This competition brings to mind a larger question. As Picerno writes:

Perhaps, then, the most important investment decision is deciding if you’ve got what it takes to compete in the arena on a long term basis.

As much as the investment business is built around trying to get you to trade individual stocks, purchase actively managed mutual funds or ‘professionally managed’ investment accounts you need not play the game. As we have noted in couple of posts there is a burgeoning movement advocating ‘portfolio simplicity‘ or ‘lazy portfolios.’ The sprawling ETF industry has, in large part, made this all the easier. Is the lazy portfolio approach perfect, of course not, but it does have much to recommend to those who have in the past been challenged by the portfolio management process.

Now before you write in saying that we are against active management, in all its forms, stop. Our message is two-fold. One, you need to be able to accurately measure your portfolio’s performance. Second, you need to compare that against an appropriate, preferably low cost, indexed benchmark.
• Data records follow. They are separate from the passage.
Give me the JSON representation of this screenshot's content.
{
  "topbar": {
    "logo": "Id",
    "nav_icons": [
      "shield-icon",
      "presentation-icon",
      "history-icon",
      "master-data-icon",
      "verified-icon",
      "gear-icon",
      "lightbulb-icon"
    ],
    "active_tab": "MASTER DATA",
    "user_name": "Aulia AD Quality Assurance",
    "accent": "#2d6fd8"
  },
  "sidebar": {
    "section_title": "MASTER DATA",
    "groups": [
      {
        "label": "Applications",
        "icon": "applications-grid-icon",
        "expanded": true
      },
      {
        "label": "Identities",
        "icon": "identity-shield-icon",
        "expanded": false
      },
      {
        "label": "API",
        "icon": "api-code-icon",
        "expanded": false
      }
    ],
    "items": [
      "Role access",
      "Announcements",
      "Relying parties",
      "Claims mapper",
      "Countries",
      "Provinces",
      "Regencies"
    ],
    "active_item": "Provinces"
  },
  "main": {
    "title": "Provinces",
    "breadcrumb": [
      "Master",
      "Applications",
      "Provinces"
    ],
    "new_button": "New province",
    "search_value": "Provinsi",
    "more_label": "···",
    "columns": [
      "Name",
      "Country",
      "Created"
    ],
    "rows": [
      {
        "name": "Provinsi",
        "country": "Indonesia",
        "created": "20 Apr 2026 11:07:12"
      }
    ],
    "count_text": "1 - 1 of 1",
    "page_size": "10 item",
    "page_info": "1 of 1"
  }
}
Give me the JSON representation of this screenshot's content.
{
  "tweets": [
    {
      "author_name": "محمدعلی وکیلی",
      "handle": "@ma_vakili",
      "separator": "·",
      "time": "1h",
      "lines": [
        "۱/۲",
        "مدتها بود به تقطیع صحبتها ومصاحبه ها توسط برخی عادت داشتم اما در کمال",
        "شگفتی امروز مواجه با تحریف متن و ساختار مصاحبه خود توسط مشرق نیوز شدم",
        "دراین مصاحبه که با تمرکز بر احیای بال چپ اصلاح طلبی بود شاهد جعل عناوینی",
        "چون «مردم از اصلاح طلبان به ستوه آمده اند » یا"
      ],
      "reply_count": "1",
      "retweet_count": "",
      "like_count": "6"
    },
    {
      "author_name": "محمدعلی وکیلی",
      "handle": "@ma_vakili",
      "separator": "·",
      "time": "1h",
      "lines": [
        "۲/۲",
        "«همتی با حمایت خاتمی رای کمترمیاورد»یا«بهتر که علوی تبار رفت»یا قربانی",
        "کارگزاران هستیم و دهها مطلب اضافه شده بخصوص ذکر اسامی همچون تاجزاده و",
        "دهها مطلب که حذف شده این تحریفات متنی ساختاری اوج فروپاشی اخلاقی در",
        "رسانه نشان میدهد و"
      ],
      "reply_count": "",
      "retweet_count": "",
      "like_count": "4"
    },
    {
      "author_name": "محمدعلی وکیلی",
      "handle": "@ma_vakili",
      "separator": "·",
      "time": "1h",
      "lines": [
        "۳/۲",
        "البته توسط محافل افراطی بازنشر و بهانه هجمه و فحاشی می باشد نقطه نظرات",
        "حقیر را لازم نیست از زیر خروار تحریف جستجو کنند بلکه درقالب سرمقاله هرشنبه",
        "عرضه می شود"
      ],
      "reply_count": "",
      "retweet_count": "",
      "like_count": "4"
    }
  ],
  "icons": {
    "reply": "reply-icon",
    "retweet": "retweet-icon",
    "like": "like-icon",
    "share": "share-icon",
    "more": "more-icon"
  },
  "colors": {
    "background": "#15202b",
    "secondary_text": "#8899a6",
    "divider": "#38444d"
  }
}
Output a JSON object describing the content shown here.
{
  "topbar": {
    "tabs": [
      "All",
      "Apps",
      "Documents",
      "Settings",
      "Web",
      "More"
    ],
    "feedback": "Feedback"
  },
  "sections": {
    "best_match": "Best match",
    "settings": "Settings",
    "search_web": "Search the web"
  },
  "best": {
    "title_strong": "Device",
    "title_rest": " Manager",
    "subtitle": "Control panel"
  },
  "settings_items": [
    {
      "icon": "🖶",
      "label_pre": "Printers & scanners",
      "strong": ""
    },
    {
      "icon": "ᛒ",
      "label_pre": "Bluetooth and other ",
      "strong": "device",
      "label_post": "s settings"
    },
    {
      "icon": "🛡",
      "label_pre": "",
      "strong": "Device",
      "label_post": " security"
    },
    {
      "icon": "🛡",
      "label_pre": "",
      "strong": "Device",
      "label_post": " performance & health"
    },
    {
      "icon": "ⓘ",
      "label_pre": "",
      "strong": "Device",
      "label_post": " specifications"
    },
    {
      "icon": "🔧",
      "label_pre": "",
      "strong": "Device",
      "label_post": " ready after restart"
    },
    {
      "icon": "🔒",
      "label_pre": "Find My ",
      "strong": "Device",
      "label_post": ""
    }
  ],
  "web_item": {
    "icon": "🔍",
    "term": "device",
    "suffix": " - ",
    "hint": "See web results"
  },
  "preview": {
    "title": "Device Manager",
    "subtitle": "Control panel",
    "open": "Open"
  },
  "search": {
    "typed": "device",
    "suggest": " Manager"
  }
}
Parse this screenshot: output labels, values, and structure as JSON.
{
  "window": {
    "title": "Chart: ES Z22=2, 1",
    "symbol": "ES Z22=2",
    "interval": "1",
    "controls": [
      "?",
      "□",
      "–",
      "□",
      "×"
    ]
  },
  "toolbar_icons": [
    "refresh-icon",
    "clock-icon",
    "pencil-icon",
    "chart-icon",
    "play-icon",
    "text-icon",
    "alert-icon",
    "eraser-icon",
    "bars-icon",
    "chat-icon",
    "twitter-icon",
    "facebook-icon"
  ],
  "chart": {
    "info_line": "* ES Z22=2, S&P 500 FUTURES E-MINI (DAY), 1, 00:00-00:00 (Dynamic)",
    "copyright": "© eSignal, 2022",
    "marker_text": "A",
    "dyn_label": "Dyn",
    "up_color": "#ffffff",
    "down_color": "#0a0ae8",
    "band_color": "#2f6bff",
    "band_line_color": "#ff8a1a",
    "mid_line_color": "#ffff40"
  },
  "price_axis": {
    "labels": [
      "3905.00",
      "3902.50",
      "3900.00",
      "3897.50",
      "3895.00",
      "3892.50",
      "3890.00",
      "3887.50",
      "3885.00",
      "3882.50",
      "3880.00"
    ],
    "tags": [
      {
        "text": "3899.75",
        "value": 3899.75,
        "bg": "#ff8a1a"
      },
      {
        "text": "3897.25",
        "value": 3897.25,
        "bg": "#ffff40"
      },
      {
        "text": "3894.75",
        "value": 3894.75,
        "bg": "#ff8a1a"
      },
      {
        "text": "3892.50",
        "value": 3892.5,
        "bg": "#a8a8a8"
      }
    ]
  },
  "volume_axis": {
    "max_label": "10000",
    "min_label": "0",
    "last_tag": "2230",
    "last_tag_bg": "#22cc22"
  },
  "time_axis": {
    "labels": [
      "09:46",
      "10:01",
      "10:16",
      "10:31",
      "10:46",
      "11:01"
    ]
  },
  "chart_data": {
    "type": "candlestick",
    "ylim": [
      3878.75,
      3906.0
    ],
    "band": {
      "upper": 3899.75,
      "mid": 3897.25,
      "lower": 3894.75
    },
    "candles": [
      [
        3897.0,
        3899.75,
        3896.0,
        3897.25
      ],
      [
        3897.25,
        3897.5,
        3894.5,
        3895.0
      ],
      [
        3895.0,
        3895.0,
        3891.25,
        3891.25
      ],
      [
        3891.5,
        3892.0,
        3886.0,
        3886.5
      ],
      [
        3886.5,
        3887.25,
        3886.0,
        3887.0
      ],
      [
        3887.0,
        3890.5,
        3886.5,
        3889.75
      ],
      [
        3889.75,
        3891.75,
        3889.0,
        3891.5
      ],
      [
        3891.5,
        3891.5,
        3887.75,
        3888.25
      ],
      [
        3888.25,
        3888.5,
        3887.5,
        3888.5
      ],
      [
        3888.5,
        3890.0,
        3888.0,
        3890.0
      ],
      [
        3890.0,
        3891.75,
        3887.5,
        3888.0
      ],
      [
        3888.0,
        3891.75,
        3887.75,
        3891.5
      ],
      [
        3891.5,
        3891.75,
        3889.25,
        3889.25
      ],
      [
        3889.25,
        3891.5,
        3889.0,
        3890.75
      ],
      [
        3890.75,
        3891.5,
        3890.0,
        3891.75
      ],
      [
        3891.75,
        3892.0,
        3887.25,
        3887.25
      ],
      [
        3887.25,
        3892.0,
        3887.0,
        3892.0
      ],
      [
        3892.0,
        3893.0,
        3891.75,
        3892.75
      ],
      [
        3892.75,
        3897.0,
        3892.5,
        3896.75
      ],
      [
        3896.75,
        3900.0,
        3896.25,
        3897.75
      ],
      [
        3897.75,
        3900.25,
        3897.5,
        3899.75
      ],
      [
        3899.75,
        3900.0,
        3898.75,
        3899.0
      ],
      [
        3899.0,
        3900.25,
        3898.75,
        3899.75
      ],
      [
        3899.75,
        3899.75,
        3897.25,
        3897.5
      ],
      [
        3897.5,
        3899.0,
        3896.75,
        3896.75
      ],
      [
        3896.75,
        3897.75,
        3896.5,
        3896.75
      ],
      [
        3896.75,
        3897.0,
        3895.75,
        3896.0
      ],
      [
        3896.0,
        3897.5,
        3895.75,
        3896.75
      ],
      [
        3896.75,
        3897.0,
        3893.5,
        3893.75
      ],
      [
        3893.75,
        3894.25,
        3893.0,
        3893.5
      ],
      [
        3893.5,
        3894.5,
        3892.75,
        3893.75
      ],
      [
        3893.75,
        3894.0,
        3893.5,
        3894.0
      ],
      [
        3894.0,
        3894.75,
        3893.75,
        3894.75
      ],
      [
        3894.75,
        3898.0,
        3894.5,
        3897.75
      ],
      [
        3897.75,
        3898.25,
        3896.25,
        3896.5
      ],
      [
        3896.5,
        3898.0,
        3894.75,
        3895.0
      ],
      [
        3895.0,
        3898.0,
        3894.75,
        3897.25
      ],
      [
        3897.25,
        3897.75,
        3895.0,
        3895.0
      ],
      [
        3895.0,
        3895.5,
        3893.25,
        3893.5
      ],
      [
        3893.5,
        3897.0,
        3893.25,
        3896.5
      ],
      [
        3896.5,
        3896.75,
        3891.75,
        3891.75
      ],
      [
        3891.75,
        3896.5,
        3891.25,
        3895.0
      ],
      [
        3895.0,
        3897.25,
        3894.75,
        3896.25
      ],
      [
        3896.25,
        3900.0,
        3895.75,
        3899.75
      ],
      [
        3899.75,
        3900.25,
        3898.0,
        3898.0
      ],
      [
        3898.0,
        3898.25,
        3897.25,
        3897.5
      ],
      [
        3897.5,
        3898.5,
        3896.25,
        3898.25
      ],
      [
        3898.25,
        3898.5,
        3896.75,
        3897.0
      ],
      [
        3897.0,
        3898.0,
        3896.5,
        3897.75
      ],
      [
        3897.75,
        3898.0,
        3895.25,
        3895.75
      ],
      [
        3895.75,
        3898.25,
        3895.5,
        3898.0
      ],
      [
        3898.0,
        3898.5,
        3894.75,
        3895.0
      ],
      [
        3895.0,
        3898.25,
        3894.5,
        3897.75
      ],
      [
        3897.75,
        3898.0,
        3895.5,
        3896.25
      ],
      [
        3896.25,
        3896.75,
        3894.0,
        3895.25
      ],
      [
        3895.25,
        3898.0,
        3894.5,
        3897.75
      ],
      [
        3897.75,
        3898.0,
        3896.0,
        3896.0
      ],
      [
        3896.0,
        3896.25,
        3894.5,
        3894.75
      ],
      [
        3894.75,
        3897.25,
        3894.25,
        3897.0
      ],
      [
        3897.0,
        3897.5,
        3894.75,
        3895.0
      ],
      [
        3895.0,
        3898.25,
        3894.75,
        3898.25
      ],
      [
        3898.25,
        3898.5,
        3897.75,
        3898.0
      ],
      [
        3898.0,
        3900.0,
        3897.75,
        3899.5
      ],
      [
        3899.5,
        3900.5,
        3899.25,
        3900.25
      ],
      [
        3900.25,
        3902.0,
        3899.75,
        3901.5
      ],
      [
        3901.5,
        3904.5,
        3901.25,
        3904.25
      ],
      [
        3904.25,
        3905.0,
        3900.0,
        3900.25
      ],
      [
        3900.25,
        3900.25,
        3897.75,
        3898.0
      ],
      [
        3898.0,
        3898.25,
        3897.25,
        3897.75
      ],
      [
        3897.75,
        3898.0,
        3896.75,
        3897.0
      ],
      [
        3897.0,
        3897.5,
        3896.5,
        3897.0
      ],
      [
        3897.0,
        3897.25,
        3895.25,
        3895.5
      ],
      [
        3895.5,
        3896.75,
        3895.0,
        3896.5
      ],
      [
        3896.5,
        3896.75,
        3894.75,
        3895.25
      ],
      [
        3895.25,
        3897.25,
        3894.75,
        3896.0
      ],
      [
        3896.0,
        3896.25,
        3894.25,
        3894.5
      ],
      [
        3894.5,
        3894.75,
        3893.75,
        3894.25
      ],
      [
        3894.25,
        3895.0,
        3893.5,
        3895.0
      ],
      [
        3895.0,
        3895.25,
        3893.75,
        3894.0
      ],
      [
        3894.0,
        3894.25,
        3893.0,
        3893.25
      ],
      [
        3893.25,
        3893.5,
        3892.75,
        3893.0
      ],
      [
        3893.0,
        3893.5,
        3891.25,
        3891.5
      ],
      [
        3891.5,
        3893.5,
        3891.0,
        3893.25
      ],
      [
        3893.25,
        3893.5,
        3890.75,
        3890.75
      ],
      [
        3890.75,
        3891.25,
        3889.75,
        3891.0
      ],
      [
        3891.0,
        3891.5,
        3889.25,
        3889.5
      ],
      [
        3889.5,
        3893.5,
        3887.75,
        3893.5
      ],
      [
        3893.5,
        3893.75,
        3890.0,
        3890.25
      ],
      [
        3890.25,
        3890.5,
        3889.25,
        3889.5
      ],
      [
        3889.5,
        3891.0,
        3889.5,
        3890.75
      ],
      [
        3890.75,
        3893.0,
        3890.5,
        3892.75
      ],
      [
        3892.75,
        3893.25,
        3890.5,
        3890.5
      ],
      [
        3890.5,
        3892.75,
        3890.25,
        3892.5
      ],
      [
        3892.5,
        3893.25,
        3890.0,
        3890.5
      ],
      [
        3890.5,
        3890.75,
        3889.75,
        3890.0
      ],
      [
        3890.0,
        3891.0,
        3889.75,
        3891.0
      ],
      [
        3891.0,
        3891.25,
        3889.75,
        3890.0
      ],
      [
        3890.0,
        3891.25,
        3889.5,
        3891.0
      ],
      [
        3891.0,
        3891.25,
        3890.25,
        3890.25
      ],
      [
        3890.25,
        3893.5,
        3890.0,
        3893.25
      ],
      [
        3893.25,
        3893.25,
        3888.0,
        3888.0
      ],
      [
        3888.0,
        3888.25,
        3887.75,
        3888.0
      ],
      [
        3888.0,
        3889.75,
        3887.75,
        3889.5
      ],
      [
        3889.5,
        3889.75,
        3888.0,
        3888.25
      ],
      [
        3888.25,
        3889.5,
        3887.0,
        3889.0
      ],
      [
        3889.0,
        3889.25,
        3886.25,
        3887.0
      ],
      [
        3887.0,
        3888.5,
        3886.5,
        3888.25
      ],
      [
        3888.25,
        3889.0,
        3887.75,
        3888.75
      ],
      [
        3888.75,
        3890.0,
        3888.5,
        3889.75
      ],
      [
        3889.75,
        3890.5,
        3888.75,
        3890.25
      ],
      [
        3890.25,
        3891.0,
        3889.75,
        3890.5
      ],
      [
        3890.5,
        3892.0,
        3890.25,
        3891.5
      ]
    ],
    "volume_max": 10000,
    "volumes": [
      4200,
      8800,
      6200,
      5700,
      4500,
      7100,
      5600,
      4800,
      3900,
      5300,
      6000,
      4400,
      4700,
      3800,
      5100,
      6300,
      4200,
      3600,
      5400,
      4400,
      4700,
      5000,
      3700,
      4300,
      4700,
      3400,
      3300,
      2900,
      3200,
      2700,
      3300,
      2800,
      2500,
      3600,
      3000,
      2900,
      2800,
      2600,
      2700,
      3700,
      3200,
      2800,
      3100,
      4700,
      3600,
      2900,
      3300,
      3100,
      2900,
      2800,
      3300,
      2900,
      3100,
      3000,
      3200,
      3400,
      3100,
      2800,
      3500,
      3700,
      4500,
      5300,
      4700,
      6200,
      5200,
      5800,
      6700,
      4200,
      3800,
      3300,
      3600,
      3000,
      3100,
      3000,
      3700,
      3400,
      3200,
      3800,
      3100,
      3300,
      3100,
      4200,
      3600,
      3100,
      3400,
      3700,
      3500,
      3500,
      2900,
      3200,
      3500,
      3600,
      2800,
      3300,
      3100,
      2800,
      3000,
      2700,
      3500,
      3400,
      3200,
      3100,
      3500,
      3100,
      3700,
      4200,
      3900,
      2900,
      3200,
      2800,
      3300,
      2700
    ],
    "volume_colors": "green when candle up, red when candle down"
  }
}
If your management, or your managers, have outperformed the benchmark without taking on undue risk, great. You are ahead of the game. Your active strategies may very well be on track. If you underperformed, took on too much risk, or if you can’t do the above mentioned performance measurement exercise at all, it may be time to look into simplifying your portfolio in the name of more consistent performance and a less complicated life.